Citing PatentFiling datePublication dateApplicantTitle
US6971149Dec 20, 2001Dec 6, 2005West Central Ohio Tool Distributors, Ltd.Automotive wheel assembly removal apparatus
US7043826 *May 25, 2004May 16, 2006Newfrey LlcApparatus for correcting setting of self-piercing rivets, for removing self-piercing rivets, and for setting solid rivets
US7296330Dec 5, 2005Nov 20, 2007West Central Ohio Tool Distributors, Ltd.Automotive wheel assembly removal apparatus
EP1027960A2 *Feb 11, 2000Aug 16, 2000Daimler-Benz Aerospace Airbus Gesellschaft mit beschränkter HaftungDevice and method for disassembling connection pins
EP1616668A1 *Jul 15, 2004Jan 18, 2006BAE Systems LtdTool for assembling and dismantling valves
EP2025474A2 *May 30, 2008Feb 18, 2009HAZET-WERK HERMANN ZERVER GmbH & Co. KGBall joint opening
Classifications
U.S. Classification29/252
International ClassificationB25B27/04, B25B27/02
Cooperative ClassificationB25B27/026, B25B27/04
European ClassificationB25B27/04, B25B27/02C
Legal Events
DateCodeEventDescription
May 18, 2010FPAYFee payment
Year of fee payment: 12
Jan 16, 2006FPAYFee payment
Year of fee payment: 8
Oct 4, 2005ASAssignment
Owner name: HAWKEYE TOOLS, L.L.C., WASHINGTON
Free format text: ASSIGNMENT OF ASSIGNORS INTEREST;ASSIGNOR:HOFFMAN, JAY F.;REEL/FRAME:017069/0967
Effective date: 20050926
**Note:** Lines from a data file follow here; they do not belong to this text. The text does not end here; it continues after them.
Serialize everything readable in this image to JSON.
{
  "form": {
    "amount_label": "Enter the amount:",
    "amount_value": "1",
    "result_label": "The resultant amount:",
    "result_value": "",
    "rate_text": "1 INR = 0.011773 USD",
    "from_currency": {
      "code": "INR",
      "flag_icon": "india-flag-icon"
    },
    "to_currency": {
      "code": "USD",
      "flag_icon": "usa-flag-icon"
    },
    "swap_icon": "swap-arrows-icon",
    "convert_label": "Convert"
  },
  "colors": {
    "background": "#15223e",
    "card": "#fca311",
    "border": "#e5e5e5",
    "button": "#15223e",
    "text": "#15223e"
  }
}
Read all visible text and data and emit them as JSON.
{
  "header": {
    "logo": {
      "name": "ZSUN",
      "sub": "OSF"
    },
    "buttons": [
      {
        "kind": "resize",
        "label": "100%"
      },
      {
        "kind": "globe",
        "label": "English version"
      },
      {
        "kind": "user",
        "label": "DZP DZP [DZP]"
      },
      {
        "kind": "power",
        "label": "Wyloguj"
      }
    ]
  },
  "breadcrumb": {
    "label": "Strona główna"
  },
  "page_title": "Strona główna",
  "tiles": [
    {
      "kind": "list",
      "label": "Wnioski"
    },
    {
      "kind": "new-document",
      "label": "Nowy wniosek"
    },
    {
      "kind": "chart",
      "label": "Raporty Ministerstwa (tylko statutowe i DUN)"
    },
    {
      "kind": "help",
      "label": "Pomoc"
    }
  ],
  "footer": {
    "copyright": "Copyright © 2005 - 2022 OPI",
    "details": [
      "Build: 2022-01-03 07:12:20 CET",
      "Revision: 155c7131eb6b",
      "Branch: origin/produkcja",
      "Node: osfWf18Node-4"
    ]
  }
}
May 22, 2002FPAYFee payment
Year of fee payment: 4
May 23, 2000RFReissue application filed
Effective date: 20000327